--- START ---
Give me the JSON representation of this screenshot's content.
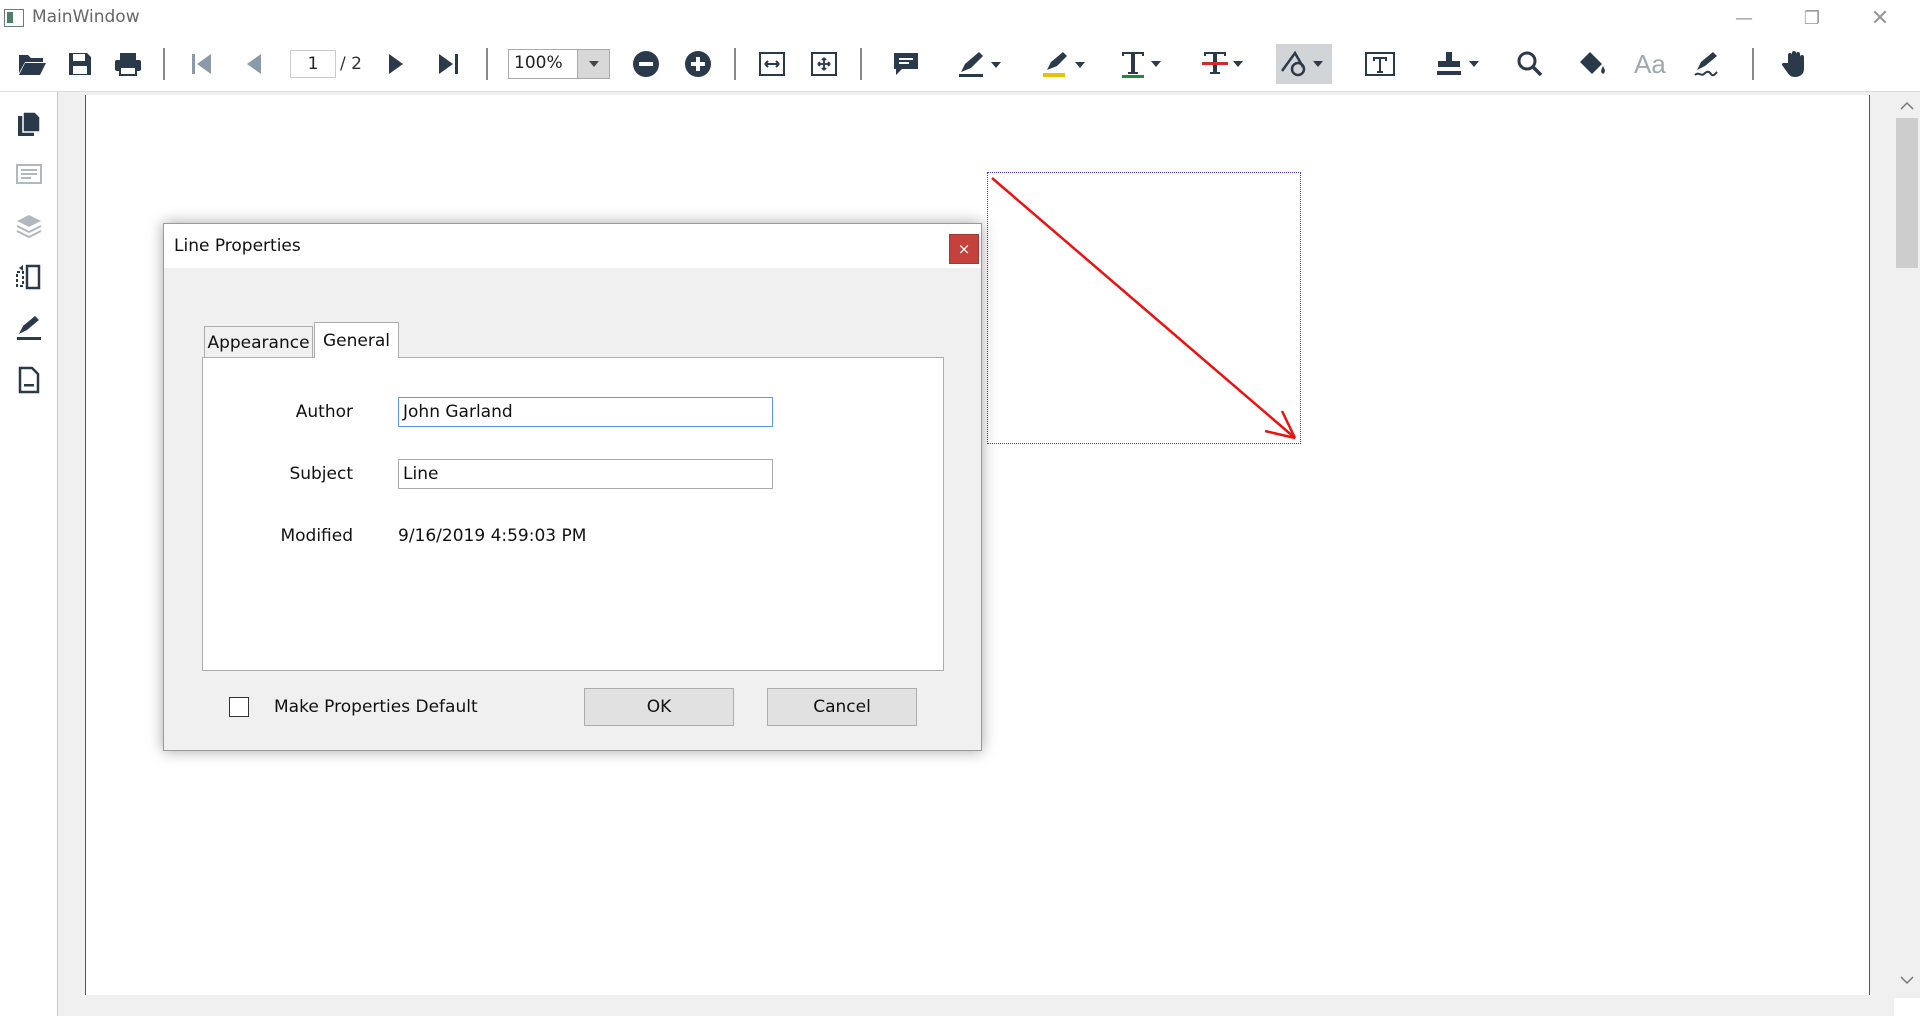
{
  "window": {
    "title": "MainWindow",
    "minimize": "—",
    "restore": "❐",
    "close": "✕"
  },
  "toolbar": {
    "page_current": "1",
    "page_total": "/ 2",
    "zoom": "100%"
  },
  "dialog": {
    "title": "Line Properties",
    "close": "×",
    "tabs": [
      {
        "label": "Appearance",
        "selected": false
      },
      {
        "label": "General",
        "selected": true
      }
    ],
    "fields": {
      "author_label": "Author",
      "author_value": "John Garland",
      "subject_label": "Subject",
      "subject_value": "Line",
      "modified_label": "Modified",
      "modified_value": "9/16/2019 4:59:03 PM"
    },
    "make_default_label": "Make Properties Default",
    "ok_label": "OK",
    "cancel_label": "Cancel"
  },
  "colors": {
    "annotation_line": "#ee1111",
    "selection_border": "#3a3ad0",
    "close_button": "#c5413b",
    "icon": "#2b3a4a"
  }
}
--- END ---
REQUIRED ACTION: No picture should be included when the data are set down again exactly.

TASK ANSWER:
Give me the JSON representation of this screenshot's content.
{
  "window": {
    "title": "MainWindow",
    "minimize": "—",
    "restore": "❐",
    "close": "✕"
  },
  "toolbar": {
    "page_current": "1",
    "page_total": "/ 2",
    "zoom": "100%"
  },
  "dialog": {
    "title": "Line Properties",
    "close": "×",
    "tabs": [
      {
        "label": "Appearance",
        "selected": false
      },
      {
        "label": "General",
        "selected": true
      }
    ],
    "fields": {
      "author_label": "Author",
      "author_value": "John Garland",
      "subject_label": "Subject",
      "subject_value": "Line",
      "modified_label": "Modified",
      "modified_value": "9/16/2019 4:59:03 PM"
    },
    "make_default_label": "Make Properties Default",
    "ok_label": "OK",
    "cancel_label": "Cancel"
  },
  "colors": {
    "annotation_line": "#ee1111",
    "selection_border": "#3a3ad0",
    "close_button": "#c5413b",
    "icon": "#2b3a4a"
  }
}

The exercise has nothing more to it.